Exercise input:
=======

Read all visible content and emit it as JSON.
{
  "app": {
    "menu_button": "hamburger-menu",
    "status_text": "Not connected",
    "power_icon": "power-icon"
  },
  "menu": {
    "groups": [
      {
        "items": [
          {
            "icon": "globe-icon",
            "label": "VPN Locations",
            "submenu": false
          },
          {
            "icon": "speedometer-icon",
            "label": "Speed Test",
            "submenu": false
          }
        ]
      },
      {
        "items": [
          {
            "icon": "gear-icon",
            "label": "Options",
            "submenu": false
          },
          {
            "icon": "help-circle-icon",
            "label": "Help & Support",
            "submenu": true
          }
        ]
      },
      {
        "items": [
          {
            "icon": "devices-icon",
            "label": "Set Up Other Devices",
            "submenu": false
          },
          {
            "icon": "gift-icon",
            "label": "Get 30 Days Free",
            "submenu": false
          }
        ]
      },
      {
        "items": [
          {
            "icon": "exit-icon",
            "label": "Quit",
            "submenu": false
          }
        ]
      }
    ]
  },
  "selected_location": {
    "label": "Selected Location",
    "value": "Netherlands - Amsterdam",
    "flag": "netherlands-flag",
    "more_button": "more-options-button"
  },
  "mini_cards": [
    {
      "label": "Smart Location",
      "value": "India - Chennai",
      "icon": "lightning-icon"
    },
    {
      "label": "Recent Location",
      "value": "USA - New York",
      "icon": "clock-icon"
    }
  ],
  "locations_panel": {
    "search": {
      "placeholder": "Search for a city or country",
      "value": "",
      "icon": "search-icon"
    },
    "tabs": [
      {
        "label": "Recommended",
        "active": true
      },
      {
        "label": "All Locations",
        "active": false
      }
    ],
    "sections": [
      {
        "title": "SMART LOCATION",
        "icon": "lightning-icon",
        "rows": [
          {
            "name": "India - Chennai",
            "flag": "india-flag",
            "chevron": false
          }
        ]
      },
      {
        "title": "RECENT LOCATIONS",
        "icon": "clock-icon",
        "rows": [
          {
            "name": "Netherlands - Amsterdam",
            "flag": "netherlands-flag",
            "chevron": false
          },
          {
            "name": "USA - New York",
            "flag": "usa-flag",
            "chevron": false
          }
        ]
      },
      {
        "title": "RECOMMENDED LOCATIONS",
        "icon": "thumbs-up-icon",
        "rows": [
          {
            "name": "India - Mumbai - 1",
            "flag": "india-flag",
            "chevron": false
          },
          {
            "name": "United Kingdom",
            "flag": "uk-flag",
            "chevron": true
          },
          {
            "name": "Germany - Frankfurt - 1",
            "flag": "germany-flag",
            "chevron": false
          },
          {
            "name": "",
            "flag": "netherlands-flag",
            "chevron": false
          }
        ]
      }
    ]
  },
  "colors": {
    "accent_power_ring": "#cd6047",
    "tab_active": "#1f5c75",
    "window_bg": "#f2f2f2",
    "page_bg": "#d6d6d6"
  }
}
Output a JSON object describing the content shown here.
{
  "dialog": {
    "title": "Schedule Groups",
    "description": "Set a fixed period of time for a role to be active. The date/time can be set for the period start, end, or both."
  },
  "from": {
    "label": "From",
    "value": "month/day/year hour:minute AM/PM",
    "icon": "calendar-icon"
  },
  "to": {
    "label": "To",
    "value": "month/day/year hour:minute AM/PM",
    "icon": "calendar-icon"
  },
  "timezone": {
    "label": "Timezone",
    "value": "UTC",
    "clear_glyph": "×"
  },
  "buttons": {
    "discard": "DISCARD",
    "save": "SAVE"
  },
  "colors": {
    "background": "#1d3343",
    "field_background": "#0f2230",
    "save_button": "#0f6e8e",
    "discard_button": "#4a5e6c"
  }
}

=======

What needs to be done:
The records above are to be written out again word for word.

Exercise answer:
Read all visible content and emit it as JSON.
{
  "app": {
    "menu_button": "hamburger-menu",
    "status_text": "Not connected",
    "power_icon": "power-icon"
  },
  "menu": {
    "groups": [
      {
        "items": [
          {
            "icon": "globe-icon",
            "label": "VPN Locations",
            "submenu": false
          },
          {
            "icon": "speedometer-icon",
            "label": "Speed Test",
            "submenu": false
          }
        ]
      },
      {
        "items": [
          {
            "icon": "gear-icon",
            "label": "Options",
            "submenu": false
          },
          {
            "icon": "help-circle-icon",
            "label": "Help & Support",
            "submenu": true
          }
        ]
      },
      {
        "items": [
          {
            "icon": "devices-icon",
            "label": "Set Up Other Devices",
            "submenu": false
          },
          {
            "icon": "gift-icon",
            "label": "Get 30 Days Free",
            "submenu": false
          }
        ]
      },
      {
        "items": [
          {
            "icon": "exit-icon",
            "label": "Quit",
            "submenu": false
          }
        ]
      }
    ]
  },
  "selected_location": {
    "label": "Selected Location",
    "value": "Netherlands - Amsterdam",
    "flag": "netherlands-flag",
    "more_button": "more-options-button"
  },
  "mini_cards": [
    {
      "label": "Smart Location",
      "value": "India - Chennai",
      "icon": "lightning-icon"
    },
    {
      "label": "Recent Location",
      "value": "USA - New York",
      "icon": "clock-icon"
    }
  ],
  "locations_panel": {
    "search": {
      "placeholder": "Search for a city or country",
      "value": "",
      "icon": "search-icon"
    },
    "tabs": [
      {
        "label": "Recommended",
        "active": true
      },
      {
        "label": "All Locations",
        "active": false
      }
    ],
    "sections": [
      {
        "title": "SMART LOCATION",
        "icon": "lightning-icon",
        "rows": [
          {
            "name": "India - Chennai",
            "flag": "india-flag",
            "chevron": false
          }
        ]
      },
      {
        "title": "RECENT LOCATIONS",
        "icon": "clock-icon",
        "rows": [
          {
            "name": "Netherlands - Amsterdam",
            "flag": "netherlands-flag",
            "chevron": false
          },
          {
            "name": "USA - New York",
            "flag": "usa-flag",
            "chevron": false
          }
        ]
      },
      {
        "title": "RECOMMENDED LOCATIONS",
        "icon": "thumbs-up-icon",
        "rows": [
          {
            "name": "India - Mumbai - 1",
            "flag": "india-flag",
            "chevron": false
          },
          {
            "name": "United Kingdom",
            "flag": "uk-flag",
            "chevron": true
          },
          {
            "name": "Germany - Frankfurt - 1",
            "flag": "germany-flag",
            "chevron": false
          },
          {
            "name": "",
            "flag": "netherlands-flag",
            "chevron": false
          }
        ]
      }
    ]
  },
  "colors": {
    "accent_power_ring": "#cd6047",
    "tab_active": "#1f5c75",
    "window_bg": "#f2f2f2",
    "page_bg": "#d6d6d6"
  }
}
Output a JSON object describing the content shown here.
{
  "dialog": {
    "title": "Schedule Groups",
    "description": "Set a fixed period of time for a role to be active. The date/time can be set for the period start, end, or both."
  },
  "from": {
    "label": "From",
    "value": "month/day/year hour:minute AM/PM",
    "icon": "calendar-icon"
  },
  "to": {
    "label": "To",
    "value": "month/day/year hour:minute AM/PM",
    "icon": "calendar-icon"
  },
  "timezone": {
    "label": "Timezone",
    "value": "UTC",
    "clear_glyph": "×"
  },
  "buttons": {
    "discard": "DISCARD",
    "save": "SAVE"
  },
  "colors": {
    "background": "#1d3343",
    "field_background": "#0f2230",
    "save_button": "#0f6e8e",
    "discard_button": "#4a5e6c"
  }
}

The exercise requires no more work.